Tessa (Fanning), 17, is dying of leukaemia and set on living her remaining life to the full. New boy-next-door Adam (Irvine) is on hand to help. Meanwhile Tessa's father (Considine) worries and friend Zoey (Kaya Scodelario) has her own issues.
Dakota Fanning goes British: it’s a bold move for both star and filmmakers in this tween weepie based on the novel Before I Die. Fanning’s accent is distractingly posh as she plays newly rebellious Tessa, a heroine who is intent on taking drugs, losing her virginity and generally cramming all her teen rebellion into the months of life she has left.
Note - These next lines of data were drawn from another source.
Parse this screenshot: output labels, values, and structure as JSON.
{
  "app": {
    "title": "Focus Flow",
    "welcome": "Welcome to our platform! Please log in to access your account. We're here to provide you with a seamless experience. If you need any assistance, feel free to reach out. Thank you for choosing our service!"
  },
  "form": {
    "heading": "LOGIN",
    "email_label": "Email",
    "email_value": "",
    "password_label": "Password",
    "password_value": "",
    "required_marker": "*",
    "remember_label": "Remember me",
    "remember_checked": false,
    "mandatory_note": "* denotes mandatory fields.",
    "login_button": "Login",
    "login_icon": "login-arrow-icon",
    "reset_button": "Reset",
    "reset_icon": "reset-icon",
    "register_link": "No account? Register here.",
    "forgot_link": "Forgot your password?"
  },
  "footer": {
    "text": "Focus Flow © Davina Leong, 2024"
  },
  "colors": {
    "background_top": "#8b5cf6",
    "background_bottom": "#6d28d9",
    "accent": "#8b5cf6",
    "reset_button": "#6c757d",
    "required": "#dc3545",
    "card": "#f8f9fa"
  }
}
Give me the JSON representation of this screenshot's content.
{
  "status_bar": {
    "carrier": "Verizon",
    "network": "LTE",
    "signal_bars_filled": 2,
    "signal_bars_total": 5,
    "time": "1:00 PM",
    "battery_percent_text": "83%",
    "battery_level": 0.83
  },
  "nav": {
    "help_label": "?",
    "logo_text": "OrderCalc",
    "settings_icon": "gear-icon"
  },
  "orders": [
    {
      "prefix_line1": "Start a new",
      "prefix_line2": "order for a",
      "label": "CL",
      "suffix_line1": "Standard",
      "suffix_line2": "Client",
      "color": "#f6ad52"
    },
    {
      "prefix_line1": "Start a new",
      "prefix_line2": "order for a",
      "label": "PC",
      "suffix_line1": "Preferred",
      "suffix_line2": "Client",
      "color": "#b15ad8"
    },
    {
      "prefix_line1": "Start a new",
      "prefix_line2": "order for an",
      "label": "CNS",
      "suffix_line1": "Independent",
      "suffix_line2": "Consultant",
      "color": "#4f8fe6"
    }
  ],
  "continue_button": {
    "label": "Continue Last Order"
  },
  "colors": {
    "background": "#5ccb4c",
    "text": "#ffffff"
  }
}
Still, it’s refreshing that this is no dying-girl schmaltzfest, at least in the party and drug-taking scenes. There’s a gently irreverent sense of humour pervading them as well as those with Olivia Williams, who plays Tessa’s Ab Fab mother, a free-thinking hedonist who takes an amusingly relaxed view of her daughter’s ambitions. More sceptical is Williams’ estranged husband, played straight by Paddy Considine as a furrowed-browed father who’d rather wrap his dying daughter in cotton wool than see her out drinking with friends.
Conveniently, a middle ground comes with the arrival of new neighbour Adam (War Horse’s Jeremy Irvine), a sensitive teenager who’s up for long walks and the long haul as well as popping Tessa’s cherry. Despite the odd wobble there’s something a little too virtuous about Adam: the romance is sweet but never feels sufficiently endangered by anything other than Tessa’s sadly inevitable death. And aside from her tragic fate, Tessa’s not an easy character to warm to: perhaps it’s the script, which fails to get under her skin, along with the nagging feeling that Fanning isn’t 100 per cent comfortable on British soil.
Now Is Good is perhaps most memorable in the brief but heart-wrenching hospital scenes: when Tessa’s warring parents quietly acknowledge each other’s strengths it’s moving and shows off the talents of the more experienced adult cast. For all the film’s flaws, moments like these can’t fail to hit you where it hurts.
Writer-director Ol Parker improves on dodgy lesbi-comedy Imagine Me & You with this uneven but ultimately effective weepie with terrific turns from Considine and Williams, who outshine the younger cast.